High chances of success: An enthusiastic team with management support: you are ready to roll on your path to agility.

An Agile Transition done Right



A little over a year, I kicked off an agile change program at a leading swiss devices company. Two weeks ago, I had a chance to visit them during an open house on their new premisses.

This company was fully committed to walk the talk, they decided to do what needed doing.


In August 2010, we started of with a five day PSD (Java) Scrum.org training. I trained 12 very strong developers of various expericene levels. This training was intended to ascertain whether they really want to work in an agile manner. Brave move from management, but to no surprise the developers fell in love with Agile and Scrum and were hooked on day three of the five day training. This training is excellent!
After the developers gave their thumbs up, it took about a month to set everything in motion. This is is a mid size company with over 300 employees at their head quarters. Once we got the ball rolling the company was ready. They had torn down walls to create right sized team rooms, organized great Story Boards or shall I say walls. Again, they were serious. In the first two weeks, apart from coaching the teams, I trained ten people as Scrum Master (PSM) and ten more as Product Owner (PSPO). We didn’t really know who is going to fulfill which role, we just knew that the future person would be coming from those groups. Also, the intention was to really create an agile culture and what could be better then to reach out and train and convince as many people as possible. After that I gave about ten introductions to Scrum, each lasting about two hours; the target audience was marketing, sales, support and other departments on the projects periphery.
For the frist two sprints — 2 weeks in duration — I was coaching a 100%. Essentially being a Scrum Master. After two Sprints I was only around at the beginning and at the end of the Sprint. During my absence the teams had the chance to walk on their own without training wheels, getting first-hand experience into when they started to struggle. After 5 Sprints the teams decided on their own who should replace me as the Scrum Master. In the remaing four Sprints, I worked closely together with my replacements. My presence became less and less. At the end it was about 20% of the time. By the end of last year, they didn’t need me anymore and I moved on.
This whole engagment lasted about four month in calendar time and about two month of coaching from my side.

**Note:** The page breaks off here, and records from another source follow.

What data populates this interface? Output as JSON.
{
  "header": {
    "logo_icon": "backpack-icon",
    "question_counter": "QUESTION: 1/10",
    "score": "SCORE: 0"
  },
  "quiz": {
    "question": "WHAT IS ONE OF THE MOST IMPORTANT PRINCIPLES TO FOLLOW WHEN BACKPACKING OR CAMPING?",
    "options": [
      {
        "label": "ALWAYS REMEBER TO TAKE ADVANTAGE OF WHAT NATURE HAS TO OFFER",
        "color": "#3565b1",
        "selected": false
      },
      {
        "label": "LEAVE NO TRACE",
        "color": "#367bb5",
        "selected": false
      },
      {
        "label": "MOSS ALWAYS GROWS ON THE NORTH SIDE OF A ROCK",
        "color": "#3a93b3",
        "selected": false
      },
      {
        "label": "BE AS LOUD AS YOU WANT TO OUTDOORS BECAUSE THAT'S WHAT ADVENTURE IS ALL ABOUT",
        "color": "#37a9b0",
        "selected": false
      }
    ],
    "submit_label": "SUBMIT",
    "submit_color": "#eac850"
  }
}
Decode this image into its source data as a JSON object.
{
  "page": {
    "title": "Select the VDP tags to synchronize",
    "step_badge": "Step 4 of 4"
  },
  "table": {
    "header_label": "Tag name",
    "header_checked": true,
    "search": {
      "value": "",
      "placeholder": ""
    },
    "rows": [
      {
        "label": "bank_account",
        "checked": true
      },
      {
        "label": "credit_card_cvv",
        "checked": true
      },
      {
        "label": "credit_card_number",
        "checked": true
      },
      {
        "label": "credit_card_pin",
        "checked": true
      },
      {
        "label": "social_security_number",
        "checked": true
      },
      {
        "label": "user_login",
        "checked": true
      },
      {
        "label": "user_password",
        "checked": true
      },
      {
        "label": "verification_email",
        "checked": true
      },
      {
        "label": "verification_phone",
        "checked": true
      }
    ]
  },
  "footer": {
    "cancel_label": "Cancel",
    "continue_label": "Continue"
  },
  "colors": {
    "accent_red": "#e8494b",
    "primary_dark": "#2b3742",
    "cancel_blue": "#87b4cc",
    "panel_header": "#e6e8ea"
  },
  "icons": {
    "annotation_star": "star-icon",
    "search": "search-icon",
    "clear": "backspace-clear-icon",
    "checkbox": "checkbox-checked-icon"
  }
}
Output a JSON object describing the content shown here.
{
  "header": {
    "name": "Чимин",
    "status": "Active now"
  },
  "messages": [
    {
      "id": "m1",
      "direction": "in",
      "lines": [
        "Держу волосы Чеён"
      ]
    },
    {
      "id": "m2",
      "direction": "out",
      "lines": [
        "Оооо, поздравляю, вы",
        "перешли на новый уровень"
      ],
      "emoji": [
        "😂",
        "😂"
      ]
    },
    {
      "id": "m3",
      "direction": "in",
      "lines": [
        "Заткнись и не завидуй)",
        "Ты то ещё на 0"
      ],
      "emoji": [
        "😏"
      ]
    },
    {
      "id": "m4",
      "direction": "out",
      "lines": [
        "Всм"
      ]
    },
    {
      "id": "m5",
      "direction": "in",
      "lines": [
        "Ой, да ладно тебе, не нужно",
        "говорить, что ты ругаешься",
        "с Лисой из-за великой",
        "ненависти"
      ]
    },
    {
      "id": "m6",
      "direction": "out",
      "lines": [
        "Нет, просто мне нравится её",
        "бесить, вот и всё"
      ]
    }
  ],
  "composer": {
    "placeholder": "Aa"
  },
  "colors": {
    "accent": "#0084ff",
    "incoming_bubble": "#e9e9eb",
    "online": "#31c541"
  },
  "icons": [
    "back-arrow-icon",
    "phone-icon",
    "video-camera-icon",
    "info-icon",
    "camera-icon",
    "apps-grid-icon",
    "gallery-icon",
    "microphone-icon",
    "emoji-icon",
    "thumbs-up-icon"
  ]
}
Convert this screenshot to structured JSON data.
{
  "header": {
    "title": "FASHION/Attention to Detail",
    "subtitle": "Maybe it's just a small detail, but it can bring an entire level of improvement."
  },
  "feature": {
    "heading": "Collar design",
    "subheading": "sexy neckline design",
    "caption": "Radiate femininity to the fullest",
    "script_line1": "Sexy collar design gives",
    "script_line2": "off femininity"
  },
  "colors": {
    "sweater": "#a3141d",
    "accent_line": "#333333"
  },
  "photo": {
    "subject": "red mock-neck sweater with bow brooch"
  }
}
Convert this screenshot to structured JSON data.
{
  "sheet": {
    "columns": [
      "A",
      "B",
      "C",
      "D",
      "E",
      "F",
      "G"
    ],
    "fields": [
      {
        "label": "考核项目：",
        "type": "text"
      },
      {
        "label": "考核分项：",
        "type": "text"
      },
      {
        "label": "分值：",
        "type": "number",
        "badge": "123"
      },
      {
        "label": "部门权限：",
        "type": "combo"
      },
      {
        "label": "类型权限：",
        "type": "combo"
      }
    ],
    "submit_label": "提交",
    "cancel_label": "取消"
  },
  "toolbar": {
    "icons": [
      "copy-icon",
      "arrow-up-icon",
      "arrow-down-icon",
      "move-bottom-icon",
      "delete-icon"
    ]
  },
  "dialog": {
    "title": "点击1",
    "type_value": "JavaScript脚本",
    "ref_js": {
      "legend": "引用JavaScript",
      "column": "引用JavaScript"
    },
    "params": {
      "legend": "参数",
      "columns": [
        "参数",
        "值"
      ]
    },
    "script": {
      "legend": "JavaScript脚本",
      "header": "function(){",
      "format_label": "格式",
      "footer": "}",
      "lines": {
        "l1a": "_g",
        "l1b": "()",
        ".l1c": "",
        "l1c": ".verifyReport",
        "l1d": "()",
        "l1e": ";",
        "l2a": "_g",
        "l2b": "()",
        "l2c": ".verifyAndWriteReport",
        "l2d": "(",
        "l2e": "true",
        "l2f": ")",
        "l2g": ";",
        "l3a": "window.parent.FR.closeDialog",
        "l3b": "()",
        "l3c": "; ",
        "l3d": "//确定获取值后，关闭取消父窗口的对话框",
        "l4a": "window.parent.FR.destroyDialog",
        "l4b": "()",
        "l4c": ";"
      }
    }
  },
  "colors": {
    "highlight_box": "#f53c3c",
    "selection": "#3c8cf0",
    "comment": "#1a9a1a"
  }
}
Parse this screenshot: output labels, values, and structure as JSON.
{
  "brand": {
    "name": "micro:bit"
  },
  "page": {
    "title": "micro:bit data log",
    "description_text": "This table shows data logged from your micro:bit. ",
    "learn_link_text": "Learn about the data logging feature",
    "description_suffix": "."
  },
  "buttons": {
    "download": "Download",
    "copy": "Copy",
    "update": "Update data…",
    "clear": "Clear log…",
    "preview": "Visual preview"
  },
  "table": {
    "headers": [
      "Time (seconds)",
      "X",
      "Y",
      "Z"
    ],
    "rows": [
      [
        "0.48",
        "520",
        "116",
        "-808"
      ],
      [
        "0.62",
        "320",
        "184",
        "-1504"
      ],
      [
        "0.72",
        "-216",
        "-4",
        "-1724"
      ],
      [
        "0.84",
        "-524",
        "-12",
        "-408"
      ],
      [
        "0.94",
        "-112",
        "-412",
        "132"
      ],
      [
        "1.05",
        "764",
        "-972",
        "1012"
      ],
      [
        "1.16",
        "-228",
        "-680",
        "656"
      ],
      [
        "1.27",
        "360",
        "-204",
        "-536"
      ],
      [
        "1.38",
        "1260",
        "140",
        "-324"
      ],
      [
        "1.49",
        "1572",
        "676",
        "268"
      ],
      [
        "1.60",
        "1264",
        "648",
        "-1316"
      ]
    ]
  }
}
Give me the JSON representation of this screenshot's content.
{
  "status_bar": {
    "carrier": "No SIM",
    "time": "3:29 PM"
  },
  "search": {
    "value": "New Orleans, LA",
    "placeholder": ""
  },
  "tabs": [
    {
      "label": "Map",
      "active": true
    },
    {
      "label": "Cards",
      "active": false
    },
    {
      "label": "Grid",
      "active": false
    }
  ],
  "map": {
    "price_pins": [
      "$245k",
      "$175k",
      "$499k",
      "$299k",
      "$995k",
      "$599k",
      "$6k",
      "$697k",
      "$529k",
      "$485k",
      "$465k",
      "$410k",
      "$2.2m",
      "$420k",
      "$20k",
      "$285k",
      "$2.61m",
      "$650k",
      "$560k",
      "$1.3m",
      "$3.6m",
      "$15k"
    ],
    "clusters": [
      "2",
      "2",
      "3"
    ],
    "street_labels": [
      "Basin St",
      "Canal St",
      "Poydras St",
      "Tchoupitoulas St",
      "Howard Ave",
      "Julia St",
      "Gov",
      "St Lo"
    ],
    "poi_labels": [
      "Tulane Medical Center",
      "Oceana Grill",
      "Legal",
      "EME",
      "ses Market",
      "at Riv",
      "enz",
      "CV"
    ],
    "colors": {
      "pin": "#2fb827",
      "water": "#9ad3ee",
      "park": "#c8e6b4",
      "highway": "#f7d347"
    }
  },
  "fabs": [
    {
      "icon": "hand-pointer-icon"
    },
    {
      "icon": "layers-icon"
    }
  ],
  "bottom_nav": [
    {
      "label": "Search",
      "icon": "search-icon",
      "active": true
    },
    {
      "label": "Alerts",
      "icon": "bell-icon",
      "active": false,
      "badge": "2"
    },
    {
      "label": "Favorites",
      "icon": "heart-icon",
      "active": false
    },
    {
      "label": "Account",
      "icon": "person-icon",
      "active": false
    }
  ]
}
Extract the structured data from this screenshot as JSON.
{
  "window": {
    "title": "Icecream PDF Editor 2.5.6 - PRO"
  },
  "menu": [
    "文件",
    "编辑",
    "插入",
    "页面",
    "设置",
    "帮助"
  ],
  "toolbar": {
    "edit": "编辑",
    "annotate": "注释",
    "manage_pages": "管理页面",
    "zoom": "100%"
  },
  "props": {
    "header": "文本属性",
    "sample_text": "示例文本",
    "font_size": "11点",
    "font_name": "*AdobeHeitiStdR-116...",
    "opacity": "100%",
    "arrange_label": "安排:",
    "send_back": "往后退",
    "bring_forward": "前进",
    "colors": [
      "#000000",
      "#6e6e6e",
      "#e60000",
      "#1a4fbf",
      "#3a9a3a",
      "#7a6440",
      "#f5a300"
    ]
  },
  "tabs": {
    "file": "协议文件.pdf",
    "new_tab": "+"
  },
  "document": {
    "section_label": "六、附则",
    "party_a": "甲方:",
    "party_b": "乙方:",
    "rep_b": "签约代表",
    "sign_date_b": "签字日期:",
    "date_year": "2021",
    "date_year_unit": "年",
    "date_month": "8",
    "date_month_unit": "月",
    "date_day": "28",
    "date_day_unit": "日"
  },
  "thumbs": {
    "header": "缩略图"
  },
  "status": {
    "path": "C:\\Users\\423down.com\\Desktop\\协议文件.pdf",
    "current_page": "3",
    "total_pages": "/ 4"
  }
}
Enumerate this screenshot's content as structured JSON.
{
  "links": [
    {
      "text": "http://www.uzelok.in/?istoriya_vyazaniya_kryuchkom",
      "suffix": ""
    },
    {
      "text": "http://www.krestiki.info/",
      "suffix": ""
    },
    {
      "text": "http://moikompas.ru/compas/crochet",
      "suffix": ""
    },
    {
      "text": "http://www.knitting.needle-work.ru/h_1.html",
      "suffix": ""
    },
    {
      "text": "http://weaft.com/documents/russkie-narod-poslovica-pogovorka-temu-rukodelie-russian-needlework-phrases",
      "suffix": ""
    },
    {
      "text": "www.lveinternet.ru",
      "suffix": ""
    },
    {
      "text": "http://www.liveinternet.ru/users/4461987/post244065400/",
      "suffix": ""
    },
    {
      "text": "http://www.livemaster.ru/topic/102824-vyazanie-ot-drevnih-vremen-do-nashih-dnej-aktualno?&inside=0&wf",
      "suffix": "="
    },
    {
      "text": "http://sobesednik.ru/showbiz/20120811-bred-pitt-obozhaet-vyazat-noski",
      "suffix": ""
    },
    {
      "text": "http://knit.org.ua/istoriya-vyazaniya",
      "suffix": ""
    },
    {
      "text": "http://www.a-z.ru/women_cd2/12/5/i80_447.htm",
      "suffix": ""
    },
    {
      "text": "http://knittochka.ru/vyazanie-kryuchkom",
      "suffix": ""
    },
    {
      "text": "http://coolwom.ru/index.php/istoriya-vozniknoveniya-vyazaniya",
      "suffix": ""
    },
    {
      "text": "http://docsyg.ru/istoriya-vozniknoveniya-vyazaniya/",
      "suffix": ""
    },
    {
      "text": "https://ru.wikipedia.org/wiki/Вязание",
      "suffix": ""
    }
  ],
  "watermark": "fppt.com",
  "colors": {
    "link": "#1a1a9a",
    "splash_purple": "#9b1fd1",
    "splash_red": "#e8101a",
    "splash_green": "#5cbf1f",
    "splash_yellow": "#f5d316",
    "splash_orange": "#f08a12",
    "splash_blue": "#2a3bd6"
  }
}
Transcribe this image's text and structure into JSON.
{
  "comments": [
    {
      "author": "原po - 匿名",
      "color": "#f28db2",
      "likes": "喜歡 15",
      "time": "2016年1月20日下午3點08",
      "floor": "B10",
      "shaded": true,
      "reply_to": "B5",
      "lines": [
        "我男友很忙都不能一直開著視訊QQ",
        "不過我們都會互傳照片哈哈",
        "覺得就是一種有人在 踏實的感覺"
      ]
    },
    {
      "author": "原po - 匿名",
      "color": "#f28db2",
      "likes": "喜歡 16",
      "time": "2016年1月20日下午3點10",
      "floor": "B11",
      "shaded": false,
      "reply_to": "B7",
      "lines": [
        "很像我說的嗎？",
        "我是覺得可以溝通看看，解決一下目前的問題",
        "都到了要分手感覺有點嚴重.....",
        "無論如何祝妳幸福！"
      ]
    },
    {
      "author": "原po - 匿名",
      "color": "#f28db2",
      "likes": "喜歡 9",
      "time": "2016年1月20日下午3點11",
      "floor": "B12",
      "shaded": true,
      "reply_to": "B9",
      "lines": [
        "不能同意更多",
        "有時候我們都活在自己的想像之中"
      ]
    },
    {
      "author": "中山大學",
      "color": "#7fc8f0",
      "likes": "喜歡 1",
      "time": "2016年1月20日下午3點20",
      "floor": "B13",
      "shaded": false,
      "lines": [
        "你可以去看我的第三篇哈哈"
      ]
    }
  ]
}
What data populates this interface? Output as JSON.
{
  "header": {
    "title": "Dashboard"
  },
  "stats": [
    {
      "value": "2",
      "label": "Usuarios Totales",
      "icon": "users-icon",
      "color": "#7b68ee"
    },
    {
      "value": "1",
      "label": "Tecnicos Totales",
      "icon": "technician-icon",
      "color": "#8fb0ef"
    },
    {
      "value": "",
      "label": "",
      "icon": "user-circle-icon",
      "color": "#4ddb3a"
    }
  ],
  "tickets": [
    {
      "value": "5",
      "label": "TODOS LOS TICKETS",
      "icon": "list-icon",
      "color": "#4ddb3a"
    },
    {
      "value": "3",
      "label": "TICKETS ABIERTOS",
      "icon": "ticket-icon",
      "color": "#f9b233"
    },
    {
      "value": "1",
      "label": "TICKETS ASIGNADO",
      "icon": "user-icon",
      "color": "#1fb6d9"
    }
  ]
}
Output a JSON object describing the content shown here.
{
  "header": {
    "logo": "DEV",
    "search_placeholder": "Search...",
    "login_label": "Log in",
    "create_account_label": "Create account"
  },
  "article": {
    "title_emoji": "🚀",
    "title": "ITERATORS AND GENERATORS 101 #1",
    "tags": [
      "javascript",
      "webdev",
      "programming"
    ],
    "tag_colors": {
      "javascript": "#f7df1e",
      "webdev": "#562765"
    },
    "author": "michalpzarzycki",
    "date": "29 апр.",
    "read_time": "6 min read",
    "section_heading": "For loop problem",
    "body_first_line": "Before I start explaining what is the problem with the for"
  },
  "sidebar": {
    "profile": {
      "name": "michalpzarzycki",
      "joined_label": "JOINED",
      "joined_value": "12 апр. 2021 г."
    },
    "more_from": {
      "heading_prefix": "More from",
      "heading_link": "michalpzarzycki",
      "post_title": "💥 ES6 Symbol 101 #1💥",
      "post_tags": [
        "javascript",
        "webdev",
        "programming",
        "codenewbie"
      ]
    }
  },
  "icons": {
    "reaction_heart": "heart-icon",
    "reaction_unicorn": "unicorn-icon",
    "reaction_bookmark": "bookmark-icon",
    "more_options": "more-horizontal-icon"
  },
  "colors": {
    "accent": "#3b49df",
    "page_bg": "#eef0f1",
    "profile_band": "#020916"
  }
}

Now, during the open hours, I had the chance to meetup with a couple of guys from the old teams and we chatted a little. It was a great to see, that all of them really had drunken the agile CoolAid. They did not roll back one inch – instead they kept on pushing hard. Now, there are three teams and more coming soon.
For me and my company effective agile. this coaching approach has become my favorite modus operandi for change engagements.


By the way, the last two releases were two and six weeks early! It humbles me to know, that I was the initation.